Monday, April 28, 2008

Content vs. Taste

Sort of in response to the Pitchfork bashing that followed in the wake of the Rolling Stone bashing, and sort of to continue to trumpet The Dirty Projectors, I'd like to point out what I consider to be the distinction btw the two publications.
Pitchfork, despite it's often questionable taste, borderline offensive approach to hip hop and cocksure writing staff, continues to provide the most/best content anywhere.
Two cases in point -
1. The Pitchfork music festival has a ton of bands over 3 days in Grant Park and it's only $65 total. They have Public Enemy, Mission of Burma and Sebadoh all playing seminal albums in their entirety. If that's not putting their money where their mouth is I don't know what is.
2. just launched, and tho it's clearly still a beta operation, they've blown any comparable website out of the water. Here's Dirty Projectors performing for them:


Quinapalus said...

You know, back when you first posted those Dirty Projectors tracks, I kind of liked what I heard, but I found those videos almost unwatchable. Maybe it's seeing them in their natural habitat in some Williamsburg apartment with a bunch of swarthy beardos, or maybe a live performance with just a single guitar and hipster chick backup singers doesn't do them justice. Whatever the case, I wasn't into those videos, though I do second your point that there is some surprisingly good stuff on Pitchfork tv.

dr. kittybrains said...

Yeah, I'm with Q on that. Not feeling those. The video/sound quality is terrible too, which I concede doesn't help.

texplush said...

you guys are so wrong

Eric said...

I still feel mixed and I think I need to buy the record and try it for real.
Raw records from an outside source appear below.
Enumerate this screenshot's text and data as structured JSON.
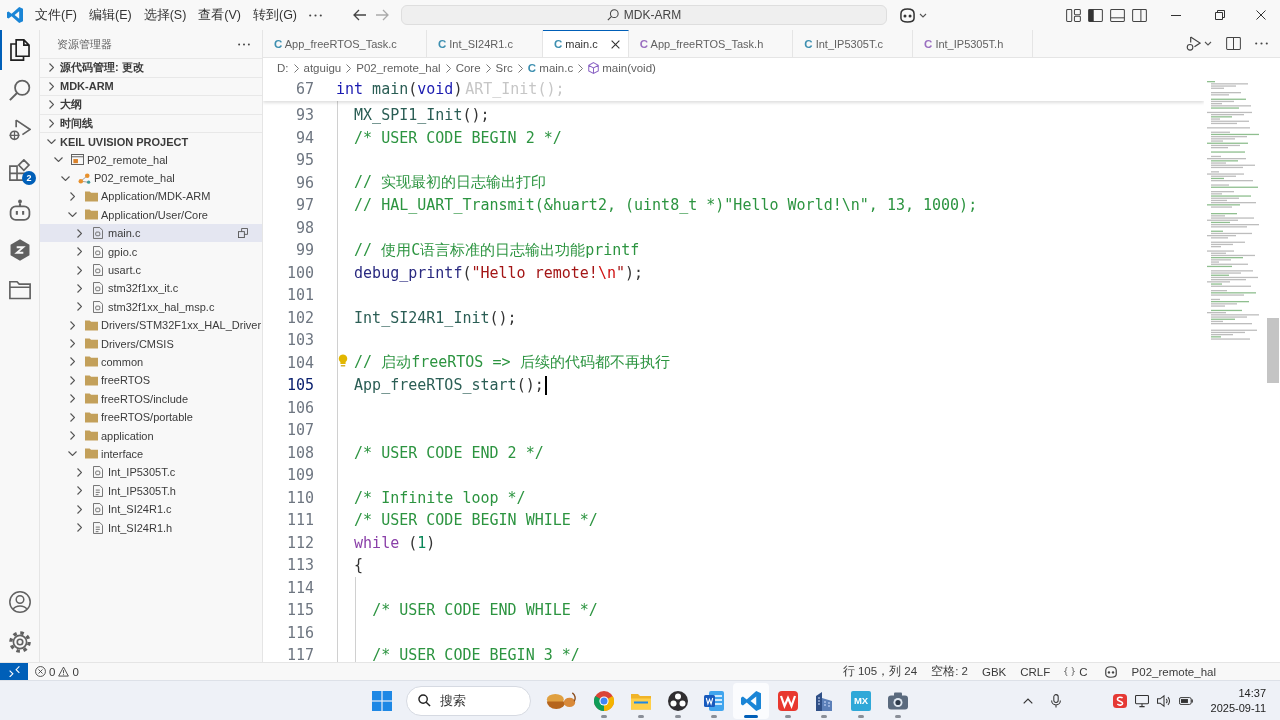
{
  "title_bar": {
    "menus": [
      "文件(F)",
      "编辑(E)",
      "选择(S)",
      "查看(V)",
      "转到(G)"
    ],
    "command_center": {
      "label": "MDK-ARM"
    }
  },
  "activity_bar": {
    "items": [
      {
        "kind": "explorer",
        "selected": true
      },
      {
        "kind": "search",
        "selected": false
      },
      {
        "kind": "run_debug",
        "selected": false
      },
      {
        "kind": "extensions",
        "selected": false,
        "badge": "2"
      },
      {
        "kind": "assistant",
        "selected": false
      },
      {
        "kind": "hexagon",
        "selected": false
      },
      {
        "kind": "folder",
        "selected": false
      }
    ],
    "bottom": [
      {
        "kind": "account"
      },
      {
        "kind": "settings"
      }
    ]
  },
  "sidebar": {
    "title": "资源管理器",
    "sections": [
      {
        "label": "源代码管理: 更改",
        "expanded": false
      },
      {
        "label": "MDK-ARM",
        "expanded": false
      },
      {
        "label": "大纲",
        "expanded": false
      },
      {
        "label": "时间线",
        "expanded": false
      },
      {
        "label": "KEIL UVISION PROJECT",
        "expanded": true,
        "tree": [
          {
            "label": "P02_remote_hal",
            "kind": "project",
            "expanded": true,
            "selected": false,
            "children": [
              {
                "label": "P02_remote_hal",
                "kind": "target",
                "expanded": true,
                "selected": false,
                "children": [
                  {
                    "label": "Application/MDK-ARM",
                    "kind": "folder",
                    "expanded": false,
                    "selected": false
                  },
                  {
                    "label": "Application/User/Core",
                    "kind": "folder",
                    "expanded": true,
                    "selected": false,
                    "children": [
                      {
                        "label": "main.c",
                        "kind": "c",
                        "expanded": false,
                        "selected": true
                      },
                      {
                        "label": "gpio.c",
                        "kind": "c",
                        "expanded": false,
                        "selected": false
                      },
                      {
                        "label": "usart.c",
                        "kind": "c",
                        "expanded": false,
                        "selected": false
                      },
                      {
                        "label": "stm32f1xx_it.c",
                        "kind": "c",
                        "expanded": false,
                        "selected": false
                      },
                      {
                        "label": "stm32f1xx_hal_msp.c",
                        "kind": "c",
                        "expanded": false,
                        "selected": false
                      }
                    ]
                  },
                  {
                    "label": "Drivers/STM32F1xx_HAL_Driver",
                    "kind": "folder",
                    "expanded": false,
                    "selected": false
                  },
                  {
                    "label": "Drivers/CMSIS",
                    "kind": "folder",
                    "expanded": false,
                    "selected": false
                  },
                  {
                    "label": "common",
                    "kind": "folder",
                    "expanded": false,
                    "selected": false
                  },
                  {
                    "label": "freeRTOS",
                    "kind": "folder",
                    "expanded": false,
                    "selected": false
                  },
                  {
                    "label": "freeRTOS/include",
                    "kind": "folder",
                    "expanded": false,
                    "selected": false
                  },
                  {
                    "label": "freeRTOS/portable",
                    "kind": "folder",
                    "expanded": false,
                    "selected": false
                  },
                  {
                    "label": "application",
                    "kind": "folder",
                    "expanded": false,
                    "selected": false
                  },
                  {
                    "label": "interface",
                    "kind": "folder",
                    "expanded": true,
                    "selected": false,
                    "children": [
                      {
                        "label": "Int_IP5305T.c",
                        "kind": "c",
                        "expanded": false,
                        "selected": false
                      },
                      {
                        "label": "Int_IP5305T.h",
                        "kind": "h",
                        "expanded": false,
                        "selected": false
                      },
                      {
                        "label": "Int_SI24R1.c",
                        "kind": "c",
                        "expanded": false,
                        "selected": false
                      },
                      {
                        "label": "Int_SI24R1.h",
                        "kind": "h",
                        "expanded": false,
                        "selected": false
                      }
                    ]
                  }
                ]
              }
            ]
          }
        ]
      }
    ]
  },
  "tabs": [
    {
      "icon": "C",
      "label": "App_freeRTOS_Task.c",
      "kind": "c",
      "selected": false
    },
    {
      "icon": "C",
      "label": "Int_SI24R1.c",
      "kind": "c",
      "selected": false
    },
    {
      "icon": "C",
      "label": "main.c",
      "kind": "c",
      "selected": true
    },
    {
      "icon": "C",
      "label": "App_freeRTOS_Task.h",
      "kind": "h",
      "selected": false
    },
    {
      "icon": "C",
      "label": "Int_IP5305T.c",
      "kind": "c",
      "selected": false
    },
    {
      "icon": "C",
      "label": "Int_IP5305T.h",
      "kind": "h",
      "selected": false
    }
  ],
  "breadcrumb": [
    {
      "kind": "folder",
      "label": "D:"
    },
    {
      "kind": "folder",
      "label": "atguigu"
    },
    {
      "kind": "folder",
      "label": "P02_remote_hal"
    },
    {
      "kind": "folder",
      "label": "Core"
    },
    {
      "kind": "folder",
      "label": "Src"
    },
    {
      "kind": "file",
      "icon": "C",
      "label": "main.c"
    },
    {
      "kind": "symbol",
      "label": "main(void)"
    }
  ],
  "editor": {
    "sticky": {
      "number": "67",
      "tokens": [
        {
          "kind": "keyword",
          "text": "int"
        },
        {
          "kind": "function",
          "text": " main"
        },
        {
          "kind": "plain",
          "text": "("
        },
        {
          "kind": "keyword",
          "text": "void"
        },
        {
          "kind": "plain",
          "text": ")"
        }
      ],
      "covered_text": "ART_Init();"
    },
    "lines": [
      {
        "number": "93",
        "current": false,
        "lightbulb": false,
        "tokens": [
          {
            "kind": "function",
            "text": "  MX_SPI1_Init"
          },
          {
            "kind": "plain",
            "text": "();"
          }
        ]
      },
      {
        "number": "94",
        "current": false,
        "lightbulb": false,
        "tokens": [
          {
            "kind": "comment",
            "text": "  /* USER CODE BEGIN 2 */"
          }
        ]
      },
      {
        "number": "95",
        "current": false,
        "lightbulb": false
      },
      {
        "number": "96",
        "current": false,
        "lightbulb": false,
        "tokens": [
          {
            "kind": "comment",
            "text": "  // 实现最初的日志输出打印"
          }
        ]
      },
      {
        "number": "97",
        "current": false,
        "lightbulb": false,
        "tokens": [
          {
            "kind": "comment",
            "text": "  // HAL_UART_Transmit(&huart2, (uint8_t *)\"Hello World!\\n\", 13, 1000);"
          }
        ]
      },
      {
        "number": "98",
        "current": false,
        "lightbulb": false
      },
      {
        "number": "99",
        "current": false,
        "lightbulb": false,
        "tokens": [
          {
            "kind": "comment",
            "text": "  // 使用C语言标准的日志输出功能printf"
          }
        ]
      },
      {
        "number": "100",
        "current": false,
        "lightbulb": false,
        "tokens": [
          {
            "kind": "macro",
            "text": "  debug_printf"
          },
          {
            "kind": "plain",
            "text": "("
          },
          {
            "kind": "string",
            "text": "\"Hello remote!"
          },
          {
            "kind": "escape",
            "text": "\\n"
          },
          {
            "kind": "string",
            "text": "\""
          },
          {
            "kind": "plain",
            "text": ");"
          }
        ]
      },
      {
        "number": "101",
        "current": false,
        "lightbulb": false
      },
      {
        "number": "102",
        "current": false,
        "lightbulb": false,
        "tokens": [
          {
            "kind": "function",
            "text": "  Int_SI24R1_Init"
          },
          {
            "kind": "plain",
            "text": "();"
          }
        ]
      },
      {
        "number": "103",
        "current": false,
        "lightbulb": false
      },
      {
        "number": "104",
        "current": false,
        "lightbulb": true,
        "tokens": [
          {
            "kind": "comment",
            "text": "  // 启动freeRTOS => 后续的代码都不再执行"
          }
        ]
      },
      {
        "number": "105",
        "current": true,
        "lightbulb": false,
        "tokens": [
          {
            "kind": "function",
            "text": "  App_freeRTOS_start"
          },
          {
            "kind": "plain",
            "text": "();"
          }
        ]
      },
      {
        "number": "106",
        "current": false,
        "lightbulb": false
      },
      {
        "number": "107",
        "current": false,
        "lightbulb": false
      },
      {
        "number": "108",
        "current": false,
        "lightbulb": false,
        "tokens": [
          {
            "kind": "comment",
            "text": "  /* USER CODE END 2 */"
          }
        ]
      },
      {
        "number": "109",
        "current": false,
        "lightbulb": false
      },
      {
        "number": "110",
        "current": false,
        "lightbulb": false,
        "tokens": [
          {
            "kind": "comment",
            "text": "  /* Infinite loop */"
          }
        ]
      },
      {
        "number": "111",
        "current": false,
        "lightbulb": false,
        "tokens": [
          {
            "kind": "comment",
            "text": "  /* USER CODE BEGIN WHILE */"
          }
        ]
      },
      {
        "number": "112",
        "current": false,
        "lightbulb": false,
        "tokens": [
          {
            "kind": "control",
            "text": "  while"
          },
          {
            "kind": "plain",
            "text": " ("
          },
          {
            "kind": "number",
            "text": "1"
          },
          {
            "kind": "plain",
            "text": ")"
          }
        ]
      },
      {
        "number": "113",
        "current": false,
        "lightbulb": false,
        "tokens": [
          {
            "kind": "plain",
            "text": "  {"
          }
        ]
      },
      {
        "number": "114",
        "current": false,
        "lightbulb": false
      },
      {
        "number": "115",
        "current": false,
        "lightbulb": false,
        "tokens": [
          {
            "kind": "comment",
            "text": "    /* USER CODE END WHILE */"
          }
        ]
      },
      {
        "number": "116",
        "current": false,
        "lightbulb": false
      },
      {
        "number": "117",
        "current": false,
        "lightbulb": false,
        "tokens": [
          {
            "kind": "comment",
            "text": "    /* USER CODE BEGIN 3 */"
          }
        ]
      }
    ]
  },
  "status_bar": {
    "problems": {
      "errors": "0",
      "warnings": "0"
    },
    "items": [
      {
        "kind": "text",
        "label": "行 105，列 24"
      },
      {
        "kind": "text",
        "label": "空格: 2"
      },
      {
        "kind": "text",
        "label": "GBK"
      },
      {
        "kind": "text",
        "label": "CRLF"
      },
      {
        "kind": "language",
        "label": "C"
      },
      {
        "kind": "assistant"
      },
      {
        "kind": "text",
        "label": "P02_remote_hal"
      }
    ]
  },
  "taskbar": {
    "search": {
      "placeholder": "搜索"
    },
    "apps": [
      {
        "kind": "widget",
        "selected": false
      },
      {
        "kind": "browser",
        "selected": false
      },
      {
        "kind": "files",
        "selected": false
      },
      {
        "kind": "recorder",
        "selected": false
      },
      {
        "kind": "document",
        "selected": false
      },
      {
        "kind": "code",
        "selected": true
      },
      {
        "kind": "office",
        "selected": false
      },
      {
        "kind": "building",
        "selected": false
      },
      {
        "kind": "tile",
        "label": "MX",
        "selected": false
      },
      {
        "kind": "camera",
        "selected": false
      }
    ],
    "clock": {
      "time": "14:37",
      "date": "2025-09-11"
    }
  }
}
When I listened to the song samples I liked it-- good harmonies, interesting arrangements and as a fan of Talking Heads/Eno/Devo/et al the yelpy vocals didn't bother me. But I kind of agree with the other two-- there was something about his affect in that video that just rubbed me the wrong way.

Either way, I've actually never been big on the Pitchfork hate train (though all the arguments against it are valid). It's still a great resource and one of the first places to turn for music news etc. The one thing I don't like is how monolithically powerful they are-- my brother basically lives in fear of getting randomly reviewed by them at some point. A good review can make a career, a middling review is really no different than no review at all (think 6.7ish) but a bad review can seriously stall a career. See Sound Team, Cold War Kids, Travis Morrison.